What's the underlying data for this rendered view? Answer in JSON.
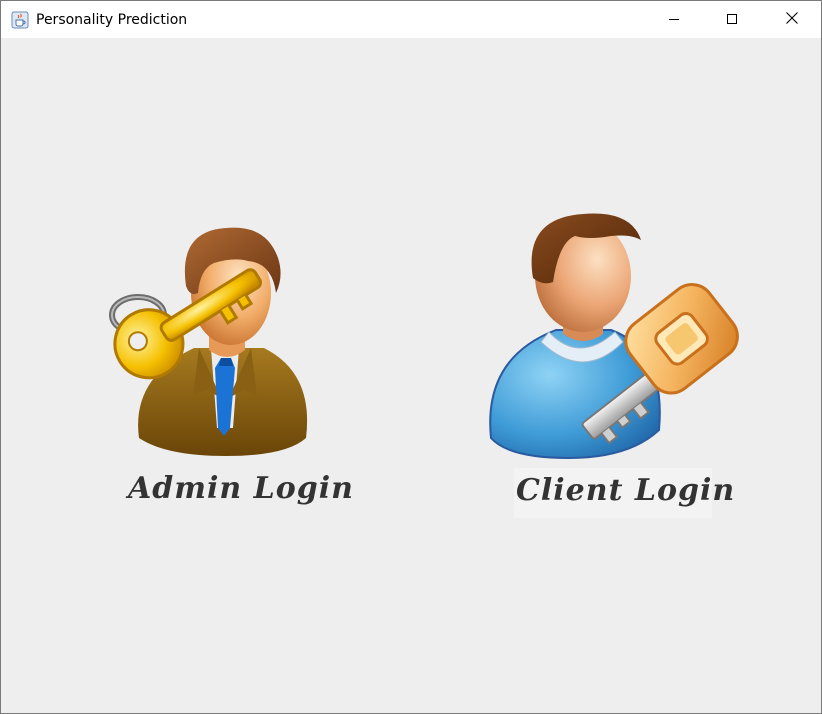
{
  "window": {
    "title": "Personality Prediction",
    "app_icon": "java-cup-icon",
    "controls": [
      "minimize-icon",
      "maximize-icon",
      "close-icon"
    ]
  },
  "tiles": {
    "admin": {
      "label": "Admin Login",
      "icon": "admin-user-key-icon"
    },
    "client": {
      "label": "Client Login",
      "icon": "client-user-key-icon"
    }
  }
}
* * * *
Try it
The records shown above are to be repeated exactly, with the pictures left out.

Exercise response
What's the underlying data for this rendered view? Answer in JSON.
{
  "window": {
    "title": "Personality Prediction",
    "app_icon": "java-cup-icon",
    "controls": [
      "minimize-icon",
      "maximize-icon",
      "close-icon"
    ]
  },
  "tiles": {
    "admin": {
      "label": "Admin Login",
      "icon": "admin-user-key-icon"
    },
    "client": {
      "label": "Client Login",
      "icon": "client-user-key-icon"
    }
  }
}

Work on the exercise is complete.